__Work instructions__:
Where a line in the listing below contains the word "Environment", copy that line.

__Task inputs__:
════
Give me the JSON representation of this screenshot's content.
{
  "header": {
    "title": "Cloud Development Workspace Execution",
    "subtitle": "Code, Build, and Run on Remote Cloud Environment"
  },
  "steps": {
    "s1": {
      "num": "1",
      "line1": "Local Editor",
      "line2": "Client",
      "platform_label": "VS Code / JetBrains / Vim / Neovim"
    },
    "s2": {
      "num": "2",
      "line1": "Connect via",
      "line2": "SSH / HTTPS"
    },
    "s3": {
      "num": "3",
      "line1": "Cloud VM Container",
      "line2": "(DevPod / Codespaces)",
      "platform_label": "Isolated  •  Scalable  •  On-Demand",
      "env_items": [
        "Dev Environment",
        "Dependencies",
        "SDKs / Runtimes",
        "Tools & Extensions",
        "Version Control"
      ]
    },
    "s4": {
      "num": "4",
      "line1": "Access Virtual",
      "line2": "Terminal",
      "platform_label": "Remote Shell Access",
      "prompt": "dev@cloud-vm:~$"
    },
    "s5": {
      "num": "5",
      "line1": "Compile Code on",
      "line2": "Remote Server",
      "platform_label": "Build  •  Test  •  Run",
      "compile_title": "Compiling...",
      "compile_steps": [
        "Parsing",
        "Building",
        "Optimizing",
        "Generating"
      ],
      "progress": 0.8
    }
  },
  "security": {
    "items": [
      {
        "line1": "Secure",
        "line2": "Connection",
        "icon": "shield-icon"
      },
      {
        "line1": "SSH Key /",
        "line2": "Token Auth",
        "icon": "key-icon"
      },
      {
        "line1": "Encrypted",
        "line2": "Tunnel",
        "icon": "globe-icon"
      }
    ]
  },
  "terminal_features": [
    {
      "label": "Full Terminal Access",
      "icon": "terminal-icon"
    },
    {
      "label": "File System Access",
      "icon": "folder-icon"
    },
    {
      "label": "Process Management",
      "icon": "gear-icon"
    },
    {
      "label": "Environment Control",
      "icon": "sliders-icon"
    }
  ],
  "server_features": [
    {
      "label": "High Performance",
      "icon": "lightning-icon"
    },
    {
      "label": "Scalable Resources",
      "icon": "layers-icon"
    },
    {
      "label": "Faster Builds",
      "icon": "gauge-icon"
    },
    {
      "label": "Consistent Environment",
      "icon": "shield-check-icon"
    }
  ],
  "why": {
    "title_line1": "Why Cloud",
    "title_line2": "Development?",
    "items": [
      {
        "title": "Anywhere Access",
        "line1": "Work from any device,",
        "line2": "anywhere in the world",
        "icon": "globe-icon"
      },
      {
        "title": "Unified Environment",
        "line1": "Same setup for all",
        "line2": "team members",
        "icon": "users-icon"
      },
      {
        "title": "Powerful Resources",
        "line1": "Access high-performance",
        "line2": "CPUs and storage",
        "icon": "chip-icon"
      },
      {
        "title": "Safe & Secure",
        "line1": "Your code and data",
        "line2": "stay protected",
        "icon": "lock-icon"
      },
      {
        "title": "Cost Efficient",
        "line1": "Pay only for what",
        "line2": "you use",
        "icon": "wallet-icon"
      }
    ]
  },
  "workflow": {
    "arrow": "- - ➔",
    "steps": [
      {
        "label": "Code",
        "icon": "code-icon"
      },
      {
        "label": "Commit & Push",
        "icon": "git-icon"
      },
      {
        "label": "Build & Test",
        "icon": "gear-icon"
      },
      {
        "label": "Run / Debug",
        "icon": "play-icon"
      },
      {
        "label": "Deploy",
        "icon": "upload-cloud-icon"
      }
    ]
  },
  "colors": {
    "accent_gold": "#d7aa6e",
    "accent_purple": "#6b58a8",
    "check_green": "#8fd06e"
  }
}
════
__Exercise output__:
    "subtitle": "Code, Build, and Run on Remote Cloud Environment"
        "Dev Environment",
      "label": "Environment Control",
      "label": "Consistent Environment",
        "title": "Unified Environment",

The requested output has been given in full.